■ PROBLEM TO WORK ON
The records below are to be restated word for word, with every picture left out.

App and web page records
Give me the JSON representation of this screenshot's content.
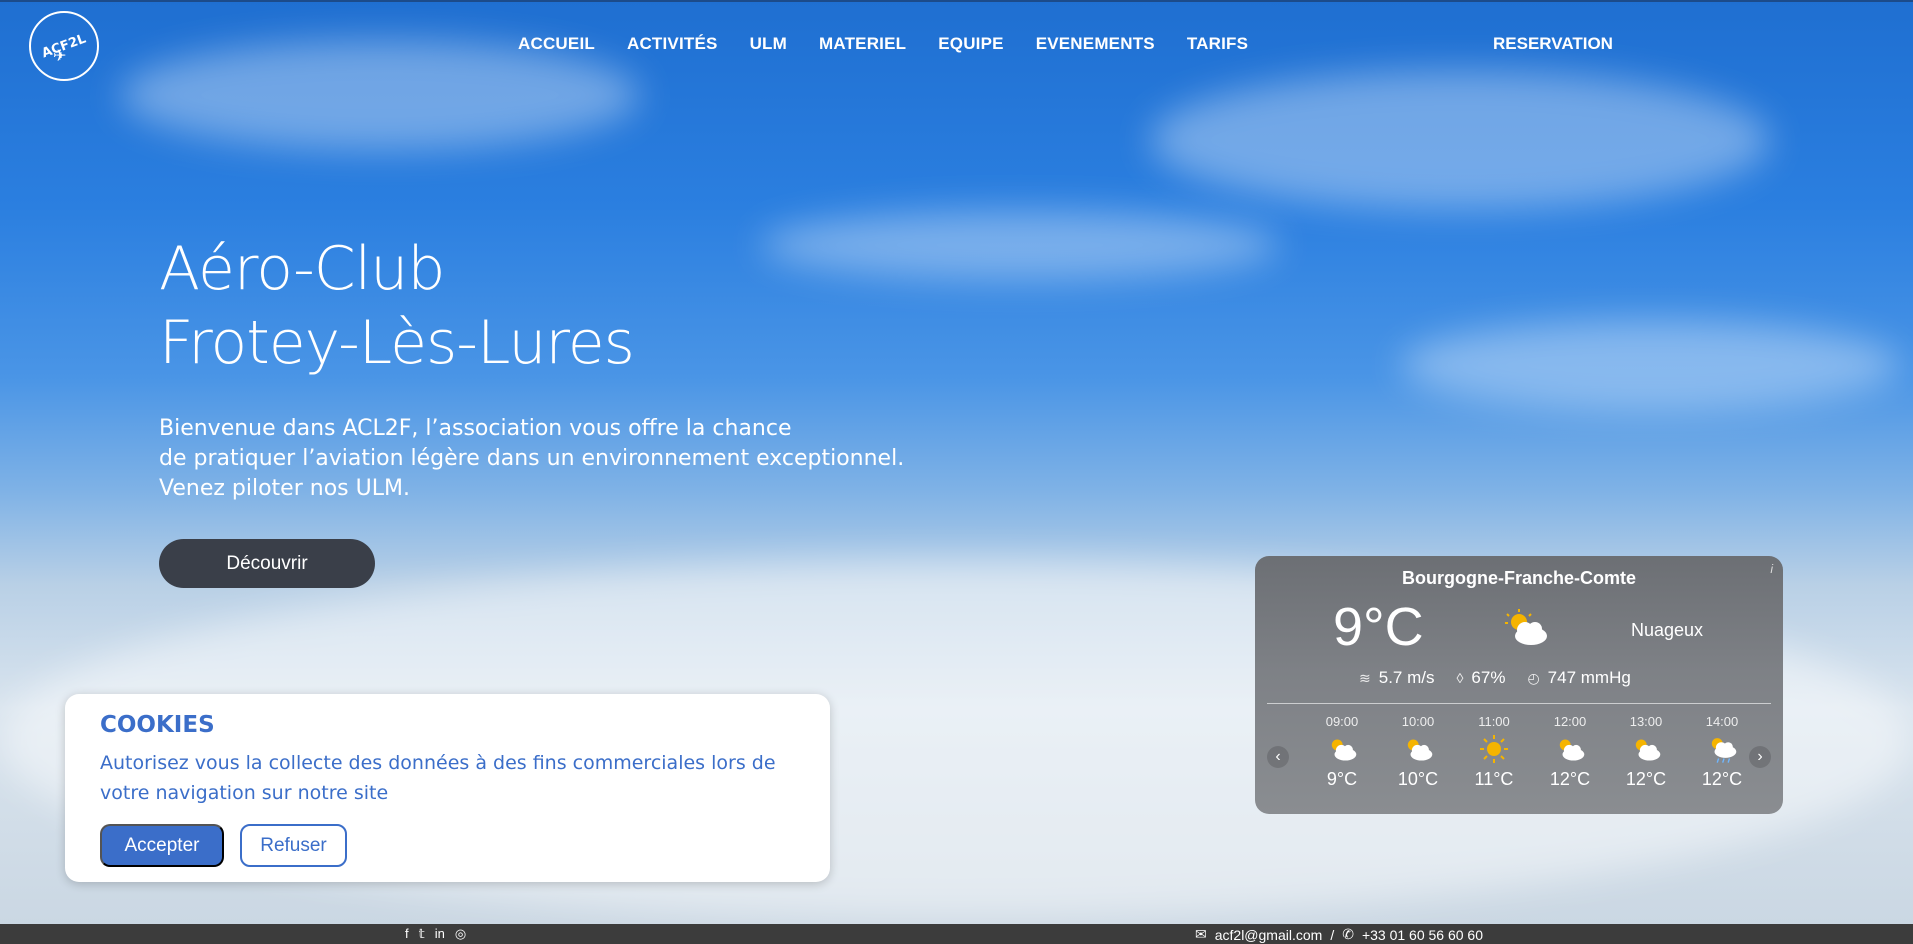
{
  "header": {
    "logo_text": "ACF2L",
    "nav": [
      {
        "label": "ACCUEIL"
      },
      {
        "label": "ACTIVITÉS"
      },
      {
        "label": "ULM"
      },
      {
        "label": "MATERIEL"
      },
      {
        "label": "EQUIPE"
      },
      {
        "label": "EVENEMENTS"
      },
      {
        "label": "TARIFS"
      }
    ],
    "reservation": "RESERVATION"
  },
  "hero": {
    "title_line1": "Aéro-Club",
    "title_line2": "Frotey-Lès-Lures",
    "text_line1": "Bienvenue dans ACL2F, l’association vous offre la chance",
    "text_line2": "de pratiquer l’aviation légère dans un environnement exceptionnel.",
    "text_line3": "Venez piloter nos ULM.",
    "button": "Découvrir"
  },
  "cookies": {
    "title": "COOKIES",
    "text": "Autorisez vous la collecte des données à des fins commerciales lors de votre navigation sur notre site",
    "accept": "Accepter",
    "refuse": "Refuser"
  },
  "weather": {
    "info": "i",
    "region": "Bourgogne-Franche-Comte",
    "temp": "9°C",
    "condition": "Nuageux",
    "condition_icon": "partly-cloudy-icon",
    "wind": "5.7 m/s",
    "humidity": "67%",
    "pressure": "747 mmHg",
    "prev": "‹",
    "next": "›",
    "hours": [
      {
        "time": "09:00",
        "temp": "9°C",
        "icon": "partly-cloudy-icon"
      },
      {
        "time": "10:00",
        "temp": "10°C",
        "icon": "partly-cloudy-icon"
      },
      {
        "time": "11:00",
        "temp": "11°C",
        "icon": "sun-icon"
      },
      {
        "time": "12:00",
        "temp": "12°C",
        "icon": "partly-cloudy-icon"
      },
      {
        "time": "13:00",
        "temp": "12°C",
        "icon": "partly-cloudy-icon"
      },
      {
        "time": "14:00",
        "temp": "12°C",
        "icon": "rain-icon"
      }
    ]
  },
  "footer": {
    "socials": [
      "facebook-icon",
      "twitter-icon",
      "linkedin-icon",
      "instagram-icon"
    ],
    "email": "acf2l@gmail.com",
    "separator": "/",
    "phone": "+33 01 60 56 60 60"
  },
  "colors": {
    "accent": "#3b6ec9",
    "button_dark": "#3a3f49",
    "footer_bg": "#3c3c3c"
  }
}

■ SOLVED EXERCISE
Give me the JSON representation of this screenshot's content.
{
  "header": {
    "logo_text": "ACF2L",
    "nav": [
      {
        "label": "ACCUEIL"
      },
      {
        "label": "ACTIVITÉS"
      },
      {
        "label": "ULM"
      },
      {
        "label": "MATERIEL"
      },
      {
        "label": "EQUIPE"
      },
      {
        "label": "EVENEMENTS"
      },
      {
        "label": "TARIFS"
      }
    ],
    "reservation": "RESERVATION"
  },
  "hero": {
    "title_line1": "Aéro-Club",
    "title_line2": "Frotey-Lès-Lures",
    "text_line1": "Bienvenue dans ACL2F, l’association vous offre la chance",
    "text_line2": "de pratiquer l’aviation légère dans un environnement exceptionnel.",
    "text_line3": "Venez piloter nos ULM.",
    "button": "Découvrir"
  },
  "cookies": {
    "title": "COOKIES",
    "text": "Autorisez vous la collecte des données à des fins commerciales lors de votre navigation sur notre site",
    "accept": "Accepter",
    "refuse": "Refuser"
  },
  "weather": {
    "info": "i",
    "region": "Bourgogne-Franche-Comte",
    "temp": "9°C",
    "condition": "Nuageux",
    "condition_icon": "partly-cloudy-icon",
    "wind": "5.7 m/s",
    "humidity": "67%",
    "pressure": "747 mmHg",
    "prev": "‹",
    "next": "›",
    "hours": [
      {
        "time": "09:00",
        "temp": "9°C",
        "icon": "partly-cloudy-icon"
      },
      {
        "time": "10:00",
        "temp": "10°C",
        "icon": "partly-cloudy-icon"
      },
      {
        "time": "11:00",
        "temp": "11°C",
        "icon": "sun-icon"
      },
      {
        "time": "12:00",
        "temp": "12°C",
        "icon": "partly-cloudy-icon"
      },
      {
        "time": "13:00",
        "temp": "12°C",
        "icon": "partly-cloudy-icon"
      },
      {
        "time": "14:00",
        "temp": "12°C",
        "icon": "rain-icon"
      }
    ]
  },
  "footer": {
    "socials": [
      "facebook-icon",
      "twitter-icon",
      "linkedin-icon",
      "instagram-icon"
    ],
    "email": "acf2l@gmail.com",
    "separator": "/",
    "phone": "+33 01 60 56 60 60"
  },
  "colors": {
    "accent": "#3b6ec9",
    "button_dark": "#3a3f49",
    "footer_bg": "#3c3c3c"
  }
}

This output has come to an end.